### Assigned task
Below are some entries. Copy each line that holds the string "title".

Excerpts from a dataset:
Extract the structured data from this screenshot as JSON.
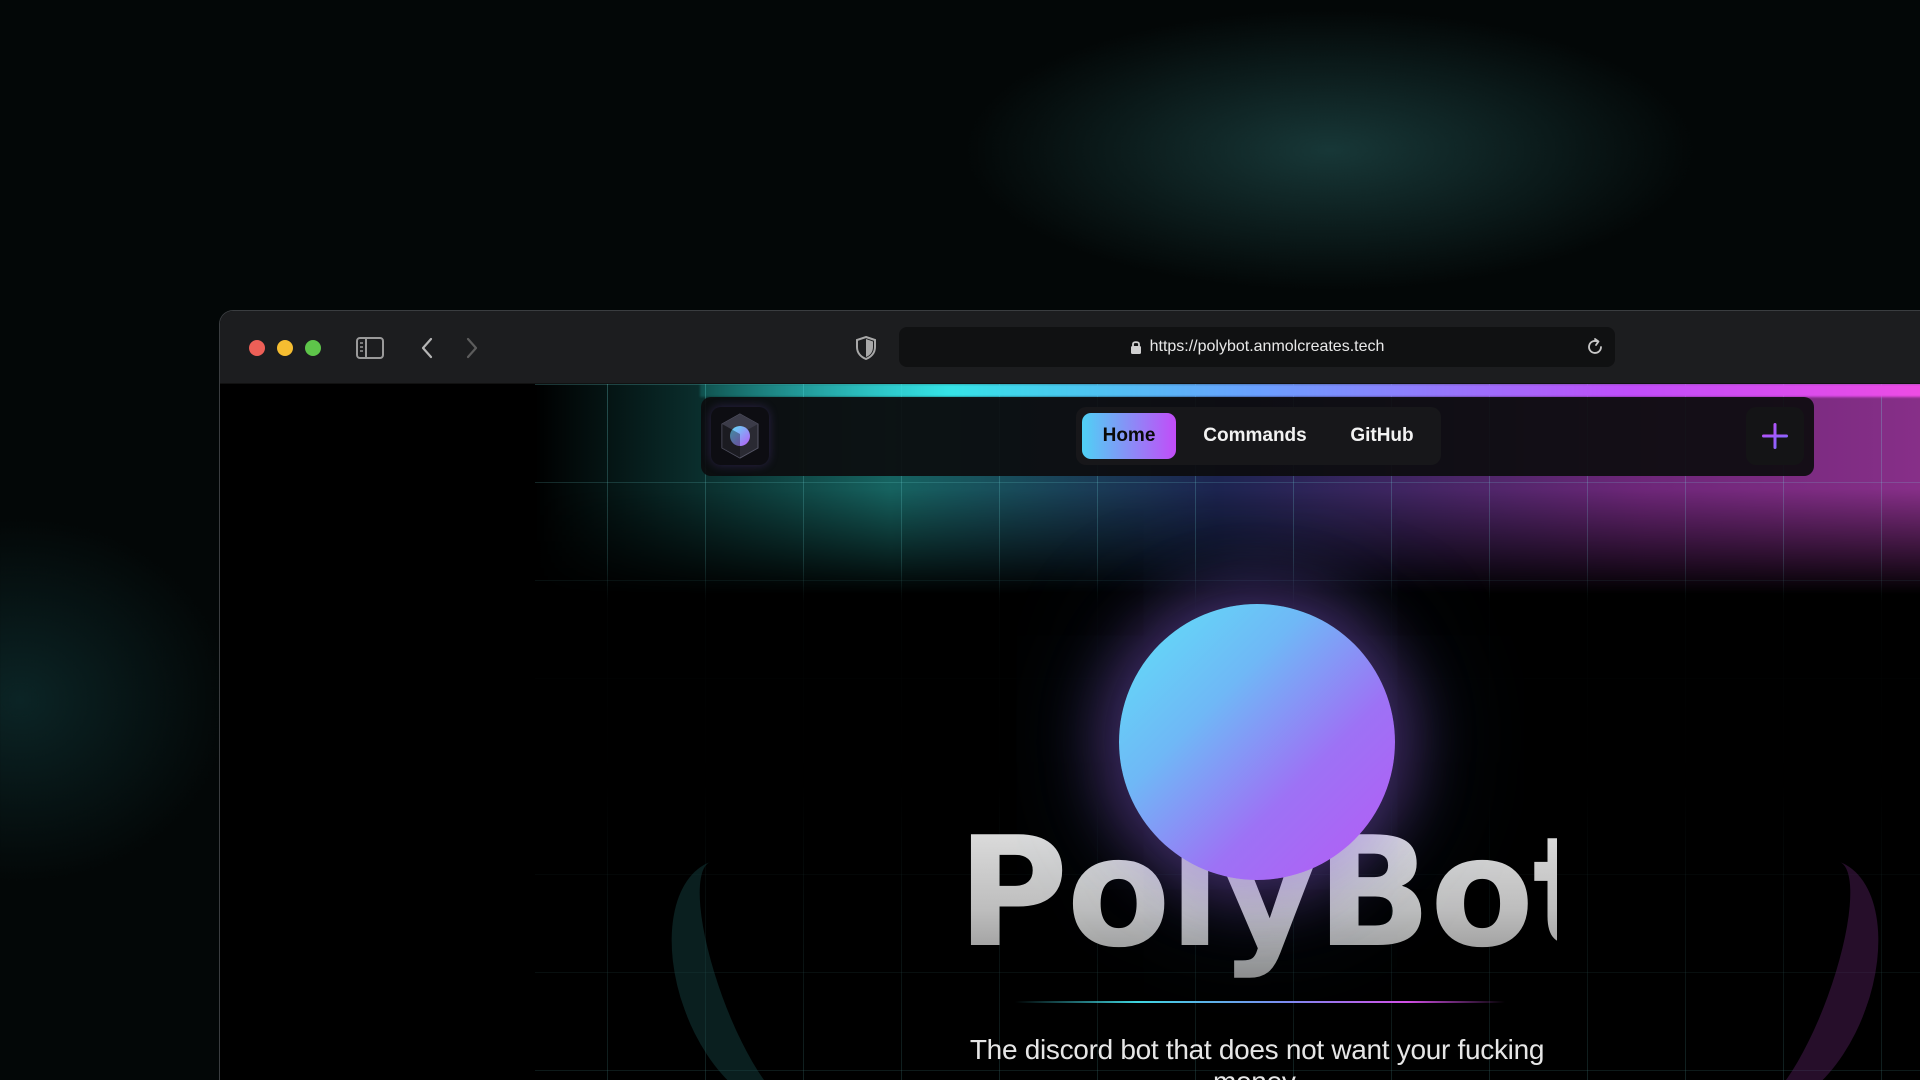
{
  "browser": {
    "url": "https://polybot.anmolcreates.tech",
    "icons": [
      "sidebar-icon",
      "back-icon",
      "forward-icon",
      "shield-icon",
      "lock-icon",
      "reload-icon"
    ]
  },
  "navbar": {
    "items": [
      {
        "label": "Home",
        "active": true
      },
      {
        "label": "Commands",
        "active": false
      },
      {
        "label": "GitHub",
        "active": false
      }
    ],
    "plus_icon": "plus-icon"
  },
  "hero": {
    "title": "PolyBot",
    "tagline": "The discord bot that does not want your fucking money."
  },
  "colors": {
    "accent_cyan": "#4fd1f5",
    "accent_purple": "#c24cf8",
    "background": "#000000"
  }
}
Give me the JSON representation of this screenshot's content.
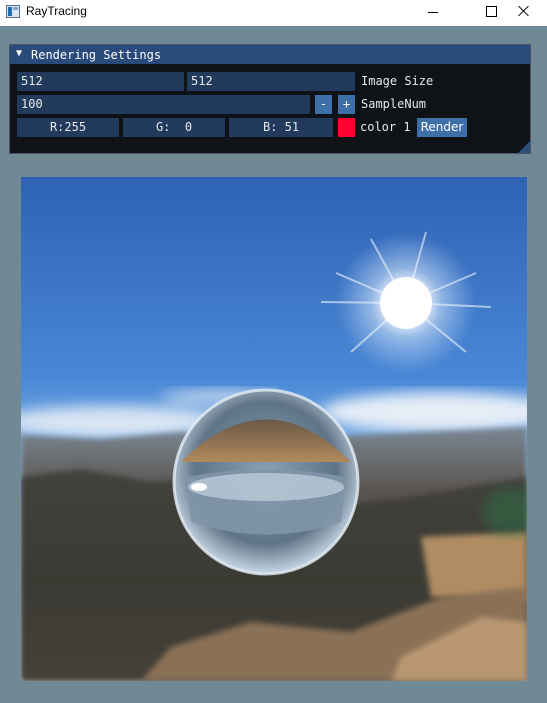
{
  "window": {
    "title": "RayTracing"
  },
  "panel": {
    "title": "Rendering Settings",
    "image_width": "512",
    "image_height": "512",
    "image_size_label": "Image Size",
    "sample_num": "100",
    "minus_label": "-",
    "plus_label": "+",
    "sample_num_label": "SampleNum",
    "color_r": "R:255",
    "color_g": "G:  0",
    "color_b": "B: 51",
    "color_swatch": "#ff0033",
    "color_label": "color 1",
    "render_label": "Render"
  },
  "colors": {
    "client_background": "#718995",
    "panel_header": "#294a7a",
    "field_background": "#223a5c",
    "button": "#3f6fa8"
  }
}
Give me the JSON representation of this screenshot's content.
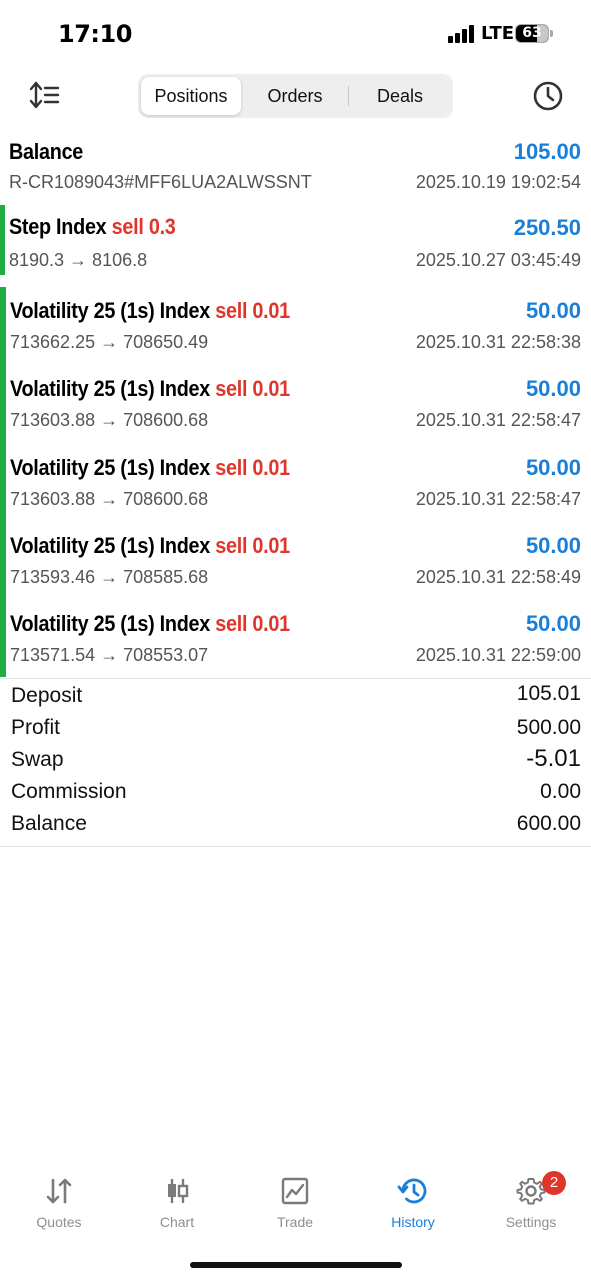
{
  "status_bar": {
    "time": "17:10",
    "network": "LTE",
    "battery": "63"
  },
  "tabs": {
    "positions": "Positions",
    "orders": "Orders",
    "deals": "Deals",
    "active": "positions"
  },
  "balance_row": {
    "title": "Balance",
    "amount": "105.00",
    "reference": "R-CR1089043#MFF6LUA2ALWSSNT",
    "datetime": "2025.10.19 19:02:54"
  },
  "deals": [
    {
      "symbol": "Step Index",
      "side": "sell 0.3",
      "profit": "250.50",
      "prices": "8190.3 → 8106.8",
      "datetime": "2025.10.27 03:45:49"
    },
    {
      "symbol": "Volatility 25 (1s) Index",
      "side": "sell 0.01",
      "profit": "50.00",
      "prices": "713662.25 → 708650.49",
      "datetime": "2025.10.31 22:58:38"
    },
    {
      "symbol": "Volatility 25 (1s) Index",
      "side": "sell 0.01",
      "profit": "50.00",
      "prices": "713603.88 → 708600.68",
      "datetime": "2025.10.31 22:58:47"
    },
    {
      "symbol": "Volatility 25 (1s) Index",
      "side": "sell 0.01",
      "profit": "50.00",
      "prices": "713603.88 → 708600.68",
      "datetime": "2025.10.31 22:58:47"
    },
    {
      "symbol": "Volatility 25 (1s) Index",
      "side": "sell 0.01",
      "profit": "50.00",
      "prices": "713593.46 → 708585.68",
      "datetime": "2025.10.31 22:58:49"
    },
    {
      "symbol": "Volatility 25 (1s) Index",
      "side": "sell 0.01",
      "profit": "50.00",
      "prices": "713571.54 → 708553.07",
      "datetime": "2025.10.31 22:59:00"
    }
  ],
  "summary": [
    {
      "label": "Deposit",
      "value": "105.01"
    },
    {
      "label": "Profit",
      "value": "500.00"
    },
    {
      "label": "Swap",
      "value": "-5.01"
    },
    {
      "label": "Commission",
      "value": "0.00"
    },
    {
      "label": "Balance",
      "value": "600.00"
    }
  ],
  "bottom_nav": {
    "items": [
      {
        "label": "Quotes",
        "icon": "quotes-arrows-icon"
      },
      {
        "label": "Chart",
        "icon": "candlestick-icon"
      },
      {
        "label": "Trade",
        "icon": "trade-chart-icon"
      },
      {
        "label": "History",
        "icon": "history-clock-icon"
      },
      {
        "label": "Settings",
        "icon": "gear-icon"
      }
    ],
    "active": "History",
    "settings_badge": "2"
  },
  "colors": {
    "accent": "#1a7fd9",
    "sell": "#e0352b",
    "position_bar": "#22aa44"
  }
}
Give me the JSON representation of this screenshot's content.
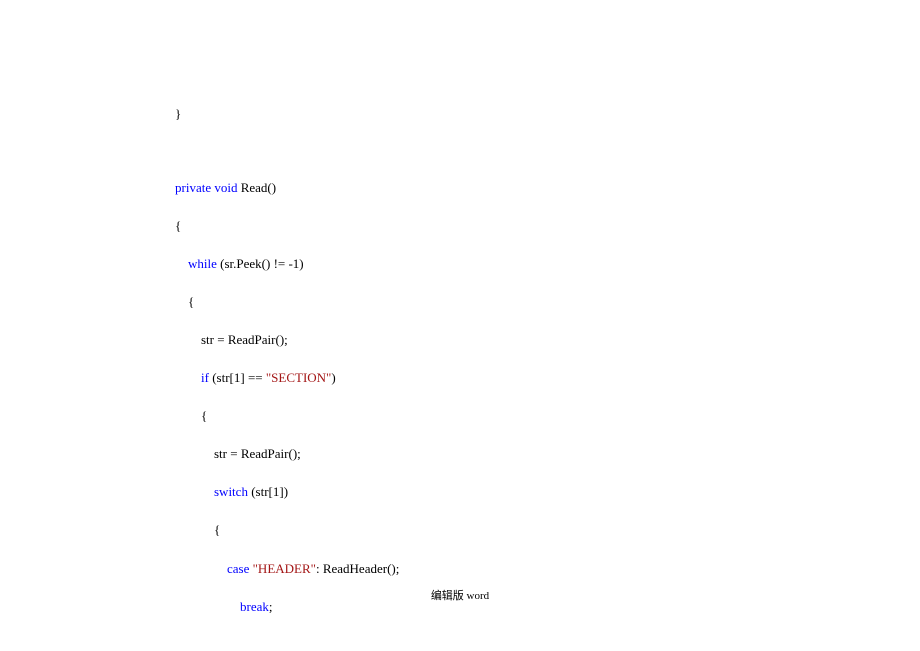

### Task response
    "title": "PolyBot",
    "title": "RayTracing"
    "title": "Rendering Settings",
    "title": "Balance",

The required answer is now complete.